(Dataset entries)
-.-.-
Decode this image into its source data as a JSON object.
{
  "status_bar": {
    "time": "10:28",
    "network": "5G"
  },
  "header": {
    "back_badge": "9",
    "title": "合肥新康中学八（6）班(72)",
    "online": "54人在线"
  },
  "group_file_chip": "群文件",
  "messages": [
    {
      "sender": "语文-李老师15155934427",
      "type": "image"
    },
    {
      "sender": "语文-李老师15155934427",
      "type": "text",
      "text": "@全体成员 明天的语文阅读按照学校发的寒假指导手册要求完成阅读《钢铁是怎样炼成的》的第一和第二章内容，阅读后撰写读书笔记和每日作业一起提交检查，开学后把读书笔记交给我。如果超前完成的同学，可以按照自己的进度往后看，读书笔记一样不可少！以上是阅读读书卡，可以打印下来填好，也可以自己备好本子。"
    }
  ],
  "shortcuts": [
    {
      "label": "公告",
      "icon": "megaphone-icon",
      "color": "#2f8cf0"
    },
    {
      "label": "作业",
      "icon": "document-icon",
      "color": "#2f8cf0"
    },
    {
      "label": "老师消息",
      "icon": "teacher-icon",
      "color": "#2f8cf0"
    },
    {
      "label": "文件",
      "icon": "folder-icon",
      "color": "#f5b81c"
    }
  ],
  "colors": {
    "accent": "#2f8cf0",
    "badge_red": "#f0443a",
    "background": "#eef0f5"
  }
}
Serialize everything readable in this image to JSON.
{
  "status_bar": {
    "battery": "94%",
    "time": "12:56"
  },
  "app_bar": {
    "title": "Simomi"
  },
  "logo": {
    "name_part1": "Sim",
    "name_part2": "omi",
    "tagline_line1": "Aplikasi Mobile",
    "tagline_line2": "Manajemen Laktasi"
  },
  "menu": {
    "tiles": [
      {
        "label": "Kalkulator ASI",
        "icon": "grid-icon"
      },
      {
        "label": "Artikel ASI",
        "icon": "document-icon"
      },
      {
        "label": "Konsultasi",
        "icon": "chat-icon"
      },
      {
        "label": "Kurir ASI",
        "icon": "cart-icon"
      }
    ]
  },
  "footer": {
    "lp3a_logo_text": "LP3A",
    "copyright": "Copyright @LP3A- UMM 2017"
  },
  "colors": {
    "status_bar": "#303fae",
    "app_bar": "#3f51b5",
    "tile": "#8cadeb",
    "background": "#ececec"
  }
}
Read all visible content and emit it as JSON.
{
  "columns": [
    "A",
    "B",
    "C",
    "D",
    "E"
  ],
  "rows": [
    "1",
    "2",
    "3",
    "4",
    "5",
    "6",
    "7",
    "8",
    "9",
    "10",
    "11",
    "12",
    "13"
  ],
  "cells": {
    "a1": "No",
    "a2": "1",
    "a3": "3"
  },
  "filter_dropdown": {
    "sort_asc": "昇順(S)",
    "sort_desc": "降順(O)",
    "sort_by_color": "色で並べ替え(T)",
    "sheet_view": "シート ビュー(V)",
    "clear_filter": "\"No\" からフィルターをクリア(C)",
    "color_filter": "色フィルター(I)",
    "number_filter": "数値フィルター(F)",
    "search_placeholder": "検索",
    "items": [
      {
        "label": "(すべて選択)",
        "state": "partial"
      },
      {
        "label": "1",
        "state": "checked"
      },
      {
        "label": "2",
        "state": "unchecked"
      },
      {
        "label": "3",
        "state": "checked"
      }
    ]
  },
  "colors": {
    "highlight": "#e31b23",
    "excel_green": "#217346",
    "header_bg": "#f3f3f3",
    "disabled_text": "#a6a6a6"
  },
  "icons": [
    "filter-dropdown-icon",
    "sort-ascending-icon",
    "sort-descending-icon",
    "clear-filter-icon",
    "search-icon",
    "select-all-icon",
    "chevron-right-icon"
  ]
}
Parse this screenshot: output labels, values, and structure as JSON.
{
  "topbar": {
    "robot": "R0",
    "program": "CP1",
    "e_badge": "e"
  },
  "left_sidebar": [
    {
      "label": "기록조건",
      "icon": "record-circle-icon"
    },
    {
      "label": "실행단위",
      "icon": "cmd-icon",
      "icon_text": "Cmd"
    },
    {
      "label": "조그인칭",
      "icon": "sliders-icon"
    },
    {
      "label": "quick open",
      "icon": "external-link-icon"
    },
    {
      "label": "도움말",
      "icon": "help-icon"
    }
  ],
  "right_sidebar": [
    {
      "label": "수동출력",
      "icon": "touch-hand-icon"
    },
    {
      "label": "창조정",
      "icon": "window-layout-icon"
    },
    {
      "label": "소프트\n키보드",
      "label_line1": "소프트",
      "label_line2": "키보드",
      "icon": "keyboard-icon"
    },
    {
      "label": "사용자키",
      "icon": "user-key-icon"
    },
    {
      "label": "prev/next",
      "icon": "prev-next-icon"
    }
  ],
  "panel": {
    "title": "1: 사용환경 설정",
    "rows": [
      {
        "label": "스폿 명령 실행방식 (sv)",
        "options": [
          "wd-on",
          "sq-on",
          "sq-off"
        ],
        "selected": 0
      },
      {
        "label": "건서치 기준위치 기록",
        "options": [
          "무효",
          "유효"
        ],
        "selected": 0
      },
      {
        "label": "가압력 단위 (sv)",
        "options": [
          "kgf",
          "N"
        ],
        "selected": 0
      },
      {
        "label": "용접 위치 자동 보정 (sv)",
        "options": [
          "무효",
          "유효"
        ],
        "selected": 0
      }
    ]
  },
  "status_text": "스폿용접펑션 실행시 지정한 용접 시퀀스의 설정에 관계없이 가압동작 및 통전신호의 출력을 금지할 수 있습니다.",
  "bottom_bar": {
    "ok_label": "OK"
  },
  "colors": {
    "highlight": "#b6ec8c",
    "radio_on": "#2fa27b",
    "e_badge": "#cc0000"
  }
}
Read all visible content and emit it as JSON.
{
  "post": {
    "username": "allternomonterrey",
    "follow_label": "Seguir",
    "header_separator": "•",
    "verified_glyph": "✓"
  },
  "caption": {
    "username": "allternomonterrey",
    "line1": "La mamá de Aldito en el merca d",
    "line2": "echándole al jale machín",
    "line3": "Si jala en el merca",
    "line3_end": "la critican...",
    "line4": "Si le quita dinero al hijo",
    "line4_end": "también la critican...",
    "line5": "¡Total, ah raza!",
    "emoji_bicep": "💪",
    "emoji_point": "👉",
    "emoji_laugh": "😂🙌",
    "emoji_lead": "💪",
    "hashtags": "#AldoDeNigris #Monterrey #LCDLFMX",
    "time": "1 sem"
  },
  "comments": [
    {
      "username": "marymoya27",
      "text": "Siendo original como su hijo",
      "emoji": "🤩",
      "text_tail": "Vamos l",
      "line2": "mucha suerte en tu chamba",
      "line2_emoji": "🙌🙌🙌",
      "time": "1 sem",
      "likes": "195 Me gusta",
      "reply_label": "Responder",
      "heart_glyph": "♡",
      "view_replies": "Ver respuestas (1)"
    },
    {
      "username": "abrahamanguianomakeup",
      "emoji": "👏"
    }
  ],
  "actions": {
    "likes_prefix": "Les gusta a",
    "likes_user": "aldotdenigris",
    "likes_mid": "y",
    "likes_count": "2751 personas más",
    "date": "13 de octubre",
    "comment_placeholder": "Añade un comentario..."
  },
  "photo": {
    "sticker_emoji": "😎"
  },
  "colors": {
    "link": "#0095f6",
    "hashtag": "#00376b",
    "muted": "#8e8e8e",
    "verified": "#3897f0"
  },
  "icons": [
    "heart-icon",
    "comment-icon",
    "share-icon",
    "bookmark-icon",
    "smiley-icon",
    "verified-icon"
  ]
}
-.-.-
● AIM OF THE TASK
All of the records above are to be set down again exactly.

● RESPONSE TO THIS TASK
Decode this image into its source data as a JSON object.
{
  "status_bar": {
    "time": "10:28",
    "network": "5G"
  },
  "header": {
    "back_badge": "9",
    "title": "合肥新康中学八（6）班(72)",
    "online": "54人在线"
  },
  "group_file_chip": "群文件",
  "messages": [
    {
      "sender": "语文-李老师15155934427",
      "type": "image"
    },
    {
      "sender": "语文-李老师15155934427",
      "type": "text",
      "text": "@全体成员 明天的语文阅读按照学校发的寒假指导手册要求完成阅读《钢铁是怎样炼成的》的第一和第二章内容，阅读后撰写读书笔记和每日作业一起提交检查，开学后把读书笔记交给我。如果超前完成的同学，可以按照自己的进度往后看，读书笔记一样不可少！以上是阅读读书卡，可以打印下来填好，也可以自己备好本子。"
    }
  ],
  "shortcuts": [
    {
      "label": "公告",
      "icon": "megaphone-icon",
      "color": "#2f8cf0"
    },
    {
      "label": "作业",
      "icon": "document-icon",
      "color": "#2f8cf0"
    },
    {
      "label": "老师消息",
      "icon": "teacher-icon",
      "color": "#2f8cf0"
    },
    {
      "label": "文件",
      "icon": "folder-icon",
      "color": "#f5b81c"
    }
  ],
  "colors": {
    "accent": "#2f8cf0",
    "badge_red": "#f0443a",
    "background": "#eef0f5"
  }
}
Serialize everything readable in this image to JSON.
{
  "status_bar": {
    "battery": "94%",
    "time": "12:56"
  },
  "app_bar": {
    "title": "Simomi"
  },
  "logo": {
    "name_part1": "Sim",
    "name_part2": "omi",
    "tagline_line1": "Aplikasi Mobile",
    "tagline_line2": "Manajemen Laktasi"
  },
  "menu": {
    "tiles": [
      {
        "label": "Kalkulator ASI",
        "icon": "grid-icon"
      },
      {
        "label": "Artikel ASI",
        "icon": "document-icon"
      },
      {
        "label": "Konsultasi",
        "icon": "chat-icon"
      },
      {
        "label": "Kurir ASI",
        "icon": "cart-icon"
      }
    ]
  },
  "footer": {
    "lp3a_logo_text": "LP3A",
    "copyright": "Copyright @LP3A- UMM 2017"
  },
  "colors": {
    "status_bar": "#303fae",
    "app_bar": "#3f51b5",
    "tile": "#8cadeb",
    "background": "#ececec"
  }
}
Read all visible content and emit it as JSON.
{
  "columns": [
    "A",
    "B",
    "C",
    "D",
    "E"
  ],
  "rows": [
    "1",
    "2",
    "3",
    "4",
    "5",
    "6",
    "7",
    "8",
    "9",
    "10",
    "11",
    "12",
    "13"
  ],
  "cells": {
    "a1": "No",
    "a2": "1",
    "a3": "3"
  },
  "filter_dropdown": {
    "sort_asc": "昇順(S)",
    "sort_desc": "降順(O)",
    "sort_by_color": "色で並べ替え(T)",
    "sheet_view": "シート ビュー(V)",
    "clear_filter": "\"No\" からフィルターをクリア(C)",
    "color_filter": "色フィルター(I)",
    "number_filter": "数値フィルター(F)",
    "search_placeholder": "検索",
    "items": [
      {
        "label": "(すべて選択)",
        "state": "partial"
      },
      {
        "label": "1",
        "state": "checked"
      },
      {
        "label": "2",
        "state": "unchecked"
      },
      {
        "label": "3",
        "state": "checked"
      }
    ]
  },
  "colors": {
    "highlight": "#e31b23",
    "excel_green": "#217346",
    "header_bg": "#f3f3f3",
    "disabled_text": "#a6a6a6"
  },
  "icons": [
    "filter-dropdown-icon",
    "sort-ascending-icon",
    "sort-descending-icon",
    "clear-filter-icon",
    "search-icon",
    "select-all-icon",
    "chevron-right-icon"
  ]
}
Parse this screenshot: output labels, values, and structure as JSON.
{
  "topbar": {
    "robot": "R0",
    "program": "CP1",
    "e_badge": "e"
  },
  "left_sidebar": [
    {
      "label": "기록조건",
      "icon": "record-circle-icon"
    },
    {
      "label": "실행단위",
      "icon": "cmd-icon",
      "icon_text": "Cmd"
    },
    {
      "label": "조그인칭",
      "icon": "sliders-icon"
    },
    {
      "label": "quick open",
      "icon": "external-link-icon"
    },
    {
      "label": "도움말",
      "icon": "help-icon"
    }
  ],
  "right_sidebar": [
    {
      "label": "수동출력",
      "icon": "touch-hand-icon"
    },
    {
      "label": "창조정",
      "icon": "window-layout-icon"
    },
    {
      "label": "소프트\n키보드",
      "label_line1": "소프트",
      "label_line2": "키보드",
      "icon": "keyboard-icon"
    },
    {
      "label": "사용자키",
      "icon": "user-key-icon"
    },
    {
      "label": "prev/next",
      "icon": "prev-next-icon"
    }
  ],
  "panel": {
    "title": "1: 사용환경 설정",
    "rows": [
      {
        "label": "스폿 명령 실행방식 (sv)",
        "options": [
          "wd-on",
          "sq-on",
          "sq-off"
        ],
        "selected": 0
      },
      {
        "label": "건서치 기준위치 기록",
        "options": [
          "무효",
          "유효"
        ],
        "selected": 0
      },
      {
        "label": "가압력 단위 (sv)",
        "options": [
          "kgf",
          "N"
        ],
        "selected": 0
      },
      {
        "label": "용접 위치 자동 보정 (sv)",
        "options": [
          "무효",
          "유효"
        ],
        "selected": 0
      }
    ]
  },
  "status_text": "스폿용접펑션 실행시 지정한 용접 시퀀스의 설정에 관계없이 가압동작 및 통전신호의 출력을 금지할 수 있습니다.",
  "bottom_bar": {
    "ok_label": "OK"
  },
  "colors": {
    "highlight": "#b6ec8c",
    "radio_on": "#2fa27b",
    "e_badge": "#cc0000"
  }
}
Read all visible content and emit it as JSON.
{
  "post": {
    "username": "allternomonterrey",
    "follow_label": "Seguir",
    "header_separator": "•",
    "verified_glyph": "✓"
  },
  "caption": {
    "username": "allternomonterrey",
    "line1": "La mamá de Aldito en el merca d",
    "line2": "echándole al jale machín",
    "line3": "Si jala en el merca",
    "line3_end": "la critican...",
    "line4": "Si le quita dinero al hijo",
    "line4_end": "también la critican...",
    "line5": "¡Total, ah raza!",
    "emoji_bicep": "💪",
    "emoji_point": "👉",
    "emoji_laugh": "😂🙌",
    "emoji_lead": "💪",
    "hashtags": "#AldoDeNigris #Monterrey #LCDLFMX",
    "time": "1 sem"
  },
  "comments": [
    {
      "username": "marymoya27",
      "text": "Siendo original como su hijo",
      "emoji": "🤩",
      "text_tail": "Vamos l",
      "line2": "mucha suerte en tu chamba",
      "line2_emoji": "🙌🙌🙌",
      "time": "1 sem",
      "likes": "195 Me gusta",
      "reply_label": "Responder",
      "heart_glyph": "♡",
      "view_replies": "Ver respuestas (1)"
    },
    {
      "username": "abrahamanguianomakeup",
      "emoji": "👏"
    }
  ],
  "actions": {
    "likes_prefix": "Les gusta a",
    "likes_user": "aldotdenigris",
    "likes_mid": "y",
    "likes_count": "2751 personas más",
    "date": "13 de octubre",
    "comment_placeholder": "Añade un comentario..."
  },
  "photo": {
    "sticker_emoji": "😎"
  },
  "colors": {
    "link": "#0095f6",
    "hashtag": "#00376b",
    "muted": "#8e8e8e",
    "verified": "#3897f0"
  },
  "icons": [
    "heart-icon",
    "comment-icon",
    "share-icon",
    "bookmark-icon",
    "smiley-icon",
    "verified-icon"
  ]
}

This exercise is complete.